Red Rover, Red Rover, Send Perseverance Right Over

A few years ago, after the successful deployment of the Curiosity rover on Mars, the folks at NASA envisioned a bold new plan to send another mission to the red planet. The mission was scheduled to depart in the then-futuristic year of 2020.

SpaceX vs. the Universe

Fans of space are having a tough time picking sides over a recent controversy between SpaceX and astronomers. But what's the big debate all about? Astrophysicist Paul M. Sutter digs into both perspectives.

Let’s Look for Water on the Moon

NASA is headed to the moon, but this time it's in search of water. Astrophysicist Paul M Sutter shares what this means and why it's important.

Voyager 2 is Really Far Out There, Man

Currently Voyager 2 is about 11 billion miles from the Earth, and has been traveling at speeds of tens of thousands of miles per hour since its launch in 1977. Read more to see where it is now and what we've learned.

2020: A Year of Big Leaps for Mankind

Here are a variety of some amazing space launches to look forward to in 2020.

What Could Delay the Historic SpaceX and NASA Launch?

Detailed planning and test after test do not always mean smooth sailing in space flight.

Meet the Not-So-Secret Space Airplane
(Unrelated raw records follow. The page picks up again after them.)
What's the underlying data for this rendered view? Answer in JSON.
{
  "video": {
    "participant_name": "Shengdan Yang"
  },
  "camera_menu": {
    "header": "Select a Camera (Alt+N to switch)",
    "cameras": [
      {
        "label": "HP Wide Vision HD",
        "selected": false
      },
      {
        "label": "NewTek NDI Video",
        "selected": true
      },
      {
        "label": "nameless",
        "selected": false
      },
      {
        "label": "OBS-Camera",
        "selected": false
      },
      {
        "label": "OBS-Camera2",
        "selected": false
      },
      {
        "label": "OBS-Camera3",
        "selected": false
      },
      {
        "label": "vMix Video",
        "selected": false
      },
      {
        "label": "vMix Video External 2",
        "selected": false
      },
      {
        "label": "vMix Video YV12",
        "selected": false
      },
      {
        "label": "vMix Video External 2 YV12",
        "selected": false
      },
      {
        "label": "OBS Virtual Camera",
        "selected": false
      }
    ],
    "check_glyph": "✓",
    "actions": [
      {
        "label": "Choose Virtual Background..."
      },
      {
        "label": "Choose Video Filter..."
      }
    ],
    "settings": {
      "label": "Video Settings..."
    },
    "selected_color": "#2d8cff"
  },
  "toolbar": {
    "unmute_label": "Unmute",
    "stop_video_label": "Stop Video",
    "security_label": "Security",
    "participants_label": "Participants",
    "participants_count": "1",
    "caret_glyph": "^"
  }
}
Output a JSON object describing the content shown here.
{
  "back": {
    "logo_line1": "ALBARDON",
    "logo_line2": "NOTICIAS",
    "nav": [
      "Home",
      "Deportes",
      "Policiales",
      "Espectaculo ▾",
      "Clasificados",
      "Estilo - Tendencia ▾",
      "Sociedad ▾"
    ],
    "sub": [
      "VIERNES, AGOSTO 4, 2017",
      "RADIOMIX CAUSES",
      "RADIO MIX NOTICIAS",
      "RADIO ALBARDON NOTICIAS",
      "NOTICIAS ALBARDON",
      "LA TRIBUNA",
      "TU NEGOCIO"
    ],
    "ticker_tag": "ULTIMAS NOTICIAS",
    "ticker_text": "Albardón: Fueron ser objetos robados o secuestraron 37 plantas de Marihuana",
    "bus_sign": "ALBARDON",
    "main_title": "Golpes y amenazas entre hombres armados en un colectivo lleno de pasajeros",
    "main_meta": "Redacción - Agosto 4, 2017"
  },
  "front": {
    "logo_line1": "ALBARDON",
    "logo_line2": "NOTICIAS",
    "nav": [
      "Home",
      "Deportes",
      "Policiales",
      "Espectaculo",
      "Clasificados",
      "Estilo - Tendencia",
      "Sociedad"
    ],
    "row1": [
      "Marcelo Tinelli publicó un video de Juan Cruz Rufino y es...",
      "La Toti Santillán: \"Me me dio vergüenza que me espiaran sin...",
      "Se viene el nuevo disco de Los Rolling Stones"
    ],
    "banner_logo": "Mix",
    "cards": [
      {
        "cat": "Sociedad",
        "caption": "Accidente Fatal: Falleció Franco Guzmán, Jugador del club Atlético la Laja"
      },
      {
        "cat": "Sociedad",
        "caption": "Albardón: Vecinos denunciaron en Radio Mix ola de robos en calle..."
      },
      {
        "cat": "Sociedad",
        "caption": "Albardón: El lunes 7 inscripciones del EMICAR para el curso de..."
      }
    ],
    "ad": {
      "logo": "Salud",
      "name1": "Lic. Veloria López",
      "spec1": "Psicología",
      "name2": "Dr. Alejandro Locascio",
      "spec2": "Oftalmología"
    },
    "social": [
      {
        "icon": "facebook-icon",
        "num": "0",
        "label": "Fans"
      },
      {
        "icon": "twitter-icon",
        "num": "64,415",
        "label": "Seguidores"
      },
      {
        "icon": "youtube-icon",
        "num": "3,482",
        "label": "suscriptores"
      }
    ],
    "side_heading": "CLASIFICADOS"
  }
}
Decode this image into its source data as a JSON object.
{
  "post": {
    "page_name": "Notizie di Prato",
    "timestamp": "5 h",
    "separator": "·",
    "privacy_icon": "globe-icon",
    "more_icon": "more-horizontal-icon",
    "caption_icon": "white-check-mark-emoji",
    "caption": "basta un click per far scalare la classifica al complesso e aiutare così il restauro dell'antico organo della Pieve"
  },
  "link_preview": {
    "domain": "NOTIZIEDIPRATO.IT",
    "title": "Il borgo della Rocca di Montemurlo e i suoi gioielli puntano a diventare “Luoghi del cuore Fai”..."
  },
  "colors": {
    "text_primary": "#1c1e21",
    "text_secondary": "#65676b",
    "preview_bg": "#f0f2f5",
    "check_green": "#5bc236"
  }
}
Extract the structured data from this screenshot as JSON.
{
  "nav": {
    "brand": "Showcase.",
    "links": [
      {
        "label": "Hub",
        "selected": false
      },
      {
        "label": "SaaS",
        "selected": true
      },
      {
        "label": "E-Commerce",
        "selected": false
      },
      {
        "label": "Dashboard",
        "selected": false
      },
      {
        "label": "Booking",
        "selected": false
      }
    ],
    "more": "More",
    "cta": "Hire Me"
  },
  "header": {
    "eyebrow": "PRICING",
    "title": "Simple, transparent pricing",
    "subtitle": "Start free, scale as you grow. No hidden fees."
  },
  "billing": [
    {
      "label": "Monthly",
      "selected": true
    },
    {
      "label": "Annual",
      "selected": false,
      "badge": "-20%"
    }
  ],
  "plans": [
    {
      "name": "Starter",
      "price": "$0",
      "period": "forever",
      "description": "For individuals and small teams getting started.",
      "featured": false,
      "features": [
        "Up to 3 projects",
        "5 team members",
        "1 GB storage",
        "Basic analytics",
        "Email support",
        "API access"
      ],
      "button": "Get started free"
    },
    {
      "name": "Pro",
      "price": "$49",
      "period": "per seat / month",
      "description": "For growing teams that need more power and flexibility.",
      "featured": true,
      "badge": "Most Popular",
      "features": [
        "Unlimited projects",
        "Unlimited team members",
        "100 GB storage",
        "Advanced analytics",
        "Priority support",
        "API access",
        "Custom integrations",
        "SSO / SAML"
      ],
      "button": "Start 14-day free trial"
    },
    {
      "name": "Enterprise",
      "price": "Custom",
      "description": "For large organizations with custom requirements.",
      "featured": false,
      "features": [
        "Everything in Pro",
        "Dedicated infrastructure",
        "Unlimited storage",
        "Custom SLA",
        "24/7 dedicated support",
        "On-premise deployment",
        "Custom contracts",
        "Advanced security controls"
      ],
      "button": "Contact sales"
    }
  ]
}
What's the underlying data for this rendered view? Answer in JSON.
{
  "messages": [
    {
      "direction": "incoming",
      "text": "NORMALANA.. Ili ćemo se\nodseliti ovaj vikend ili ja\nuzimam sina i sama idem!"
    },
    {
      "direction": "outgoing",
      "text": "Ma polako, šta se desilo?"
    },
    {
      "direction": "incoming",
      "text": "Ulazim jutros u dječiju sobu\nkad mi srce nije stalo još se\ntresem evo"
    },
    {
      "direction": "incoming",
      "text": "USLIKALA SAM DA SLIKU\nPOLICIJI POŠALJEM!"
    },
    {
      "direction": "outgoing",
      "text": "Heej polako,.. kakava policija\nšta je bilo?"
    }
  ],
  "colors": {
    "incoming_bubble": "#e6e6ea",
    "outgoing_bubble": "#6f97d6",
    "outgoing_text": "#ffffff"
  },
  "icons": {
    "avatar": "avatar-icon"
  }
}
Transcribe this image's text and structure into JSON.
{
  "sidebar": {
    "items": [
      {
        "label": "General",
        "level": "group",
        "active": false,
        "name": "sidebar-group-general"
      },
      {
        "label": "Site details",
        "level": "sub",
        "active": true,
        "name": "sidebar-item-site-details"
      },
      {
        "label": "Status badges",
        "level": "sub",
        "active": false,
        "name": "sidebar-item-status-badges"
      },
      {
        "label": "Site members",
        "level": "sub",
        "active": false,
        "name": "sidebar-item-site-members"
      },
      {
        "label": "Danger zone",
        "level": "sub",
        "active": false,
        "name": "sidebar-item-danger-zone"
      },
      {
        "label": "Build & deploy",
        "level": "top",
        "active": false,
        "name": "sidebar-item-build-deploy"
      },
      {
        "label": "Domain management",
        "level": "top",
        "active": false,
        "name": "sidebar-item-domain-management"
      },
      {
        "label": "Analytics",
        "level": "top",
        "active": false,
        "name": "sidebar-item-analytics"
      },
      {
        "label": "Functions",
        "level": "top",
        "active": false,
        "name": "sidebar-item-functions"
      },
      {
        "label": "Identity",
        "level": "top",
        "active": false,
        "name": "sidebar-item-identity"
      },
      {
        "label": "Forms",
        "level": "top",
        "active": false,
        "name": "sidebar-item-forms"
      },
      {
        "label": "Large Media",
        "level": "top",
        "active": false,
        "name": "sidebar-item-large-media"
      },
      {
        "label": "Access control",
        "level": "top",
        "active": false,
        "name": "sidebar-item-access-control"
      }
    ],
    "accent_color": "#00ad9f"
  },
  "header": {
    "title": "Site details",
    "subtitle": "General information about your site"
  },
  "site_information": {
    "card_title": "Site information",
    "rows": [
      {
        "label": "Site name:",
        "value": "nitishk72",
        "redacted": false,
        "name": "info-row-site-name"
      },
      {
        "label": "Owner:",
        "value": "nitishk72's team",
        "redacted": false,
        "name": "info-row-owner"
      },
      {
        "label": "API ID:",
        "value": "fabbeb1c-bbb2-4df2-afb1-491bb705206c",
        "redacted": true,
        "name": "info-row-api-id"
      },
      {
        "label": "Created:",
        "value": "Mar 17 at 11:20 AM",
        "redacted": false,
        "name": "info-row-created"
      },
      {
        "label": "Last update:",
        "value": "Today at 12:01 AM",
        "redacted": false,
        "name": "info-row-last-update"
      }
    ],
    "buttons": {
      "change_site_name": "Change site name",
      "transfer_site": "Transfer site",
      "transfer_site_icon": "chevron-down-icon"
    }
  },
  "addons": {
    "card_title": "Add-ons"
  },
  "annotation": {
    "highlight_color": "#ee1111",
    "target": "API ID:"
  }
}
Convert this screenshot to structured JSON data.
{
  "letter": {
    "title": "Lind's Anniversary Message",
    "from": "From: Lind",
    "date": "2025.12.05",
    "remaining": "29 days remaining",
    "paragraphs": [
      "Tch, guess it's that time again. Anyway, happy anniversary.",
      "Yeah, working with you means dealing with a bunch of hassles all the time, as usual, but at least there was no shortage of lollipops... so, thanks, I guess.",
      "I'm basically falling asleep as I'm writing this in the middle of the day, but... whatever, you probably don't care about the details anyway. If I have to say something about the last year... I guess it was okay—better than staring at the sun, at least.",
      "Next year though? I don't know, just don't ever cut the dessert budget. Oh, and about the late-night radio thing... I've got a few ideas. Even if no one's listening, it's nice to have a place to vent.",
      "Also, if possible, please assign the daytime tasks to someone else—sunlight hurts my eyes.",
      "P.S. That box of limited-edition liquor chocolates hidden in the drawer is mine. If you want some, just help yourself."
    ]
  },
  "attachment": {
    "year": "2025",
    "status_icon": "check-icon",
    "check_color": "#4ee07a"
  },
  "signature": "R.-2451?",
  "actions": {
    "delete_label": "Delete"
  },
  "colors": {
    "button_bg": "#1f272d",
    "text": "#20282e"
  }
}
The United States Space Force may have a somewhat silly name, but it's very, very real. And it just launched a semi-secret mission into space.
Related To: